As for warning and critical values, while I like to monitor my bandwidth, I don’t actually care how high it goes, at least not at the moment. More relevant than that is the fact that my bandwidth is much less than a gigabit, but let’s move on from that. vars.snmp_warncrit_percent says that we are going to specify our warning and critical thresholds as a percent of total available bandwidth on that port. I then set vars.snmp_warn, and vars.snmp_crit to 100 so that it is effectively disabled.

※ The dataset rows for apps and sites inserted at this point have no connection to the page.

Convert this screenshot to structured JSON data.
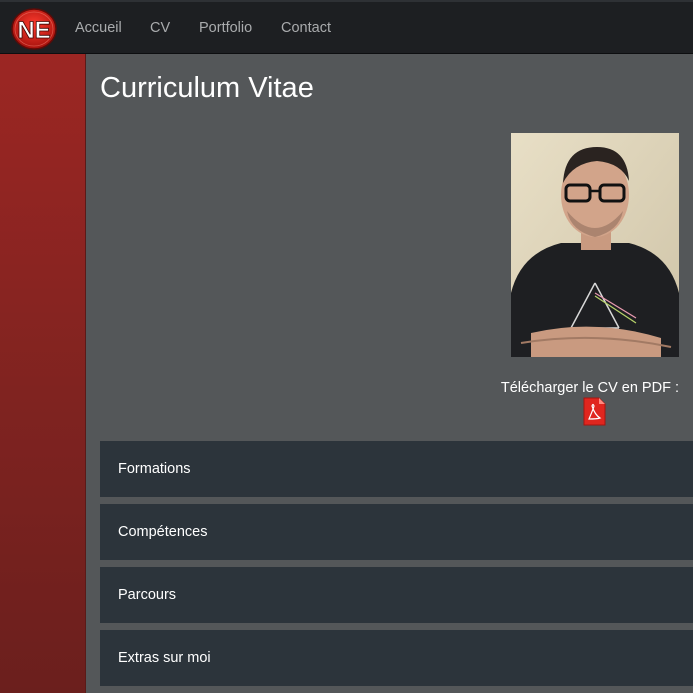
{
  "nav": {
    "logo_text": "NE",
    "items": [
      {
        "label": "Accueil"
      },
      {
        "label": "CV"
      },
      {
        "label": "Portfolio"
      },
      {
        "label": "Contact"
      }
    ]
  },
  "page": {
    "title": "Curriculum Vitae"
  },
  "download": {
    "label": "Télécharger le CV en PDF :",
    "icon": "pdf-icon"
  },
  "sections": [
    {
      "label": "Formations"
    },
    {
      "label": "Compétences"
    },
    {
      "label": "Parcours"
    },
    {
      "label": "Extras sur moi"
    }
  ],
  "colors": {
    "navbar": "#1d1f22",
    "sidebar": "#8a2422",
    "background": "#545759",
    "section": "#2c343b",
    "accent": "#e0261f"
  }
}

Once activating these services, you should reset Icinga2. It is worth noting that you will first get a pending, and then an unknown status for about five minutes, depending on your check time. Icinga compares the newest reading to a previous reading that is sufficently old enough, which is usually about five minutes, to calculate what has changed. Until you have a row in the database that is the proper age, you will get a big Unknown status. Nothing to worry about, check back in a half hour.

Conclusion ## {: #icinga2-part-4-conclusion }

There is one more snmp check that is available, and that is the process check. While I previously used this setup on my core router, it ended up causing some rather wonky effects, so I have elected to not use it. This check would be useful to monitor the status of a mission critical process, such as a webserver or even a database server. It works by searching the process list for the number of times a string appears, and then going from there. I may cover this in the future, but I won’t be at the moment.

Thank you for reading, and I hope to have part five up with less of a lag time. I am also planning to do Icinga2 integration with slack soon, so stay tuned for that!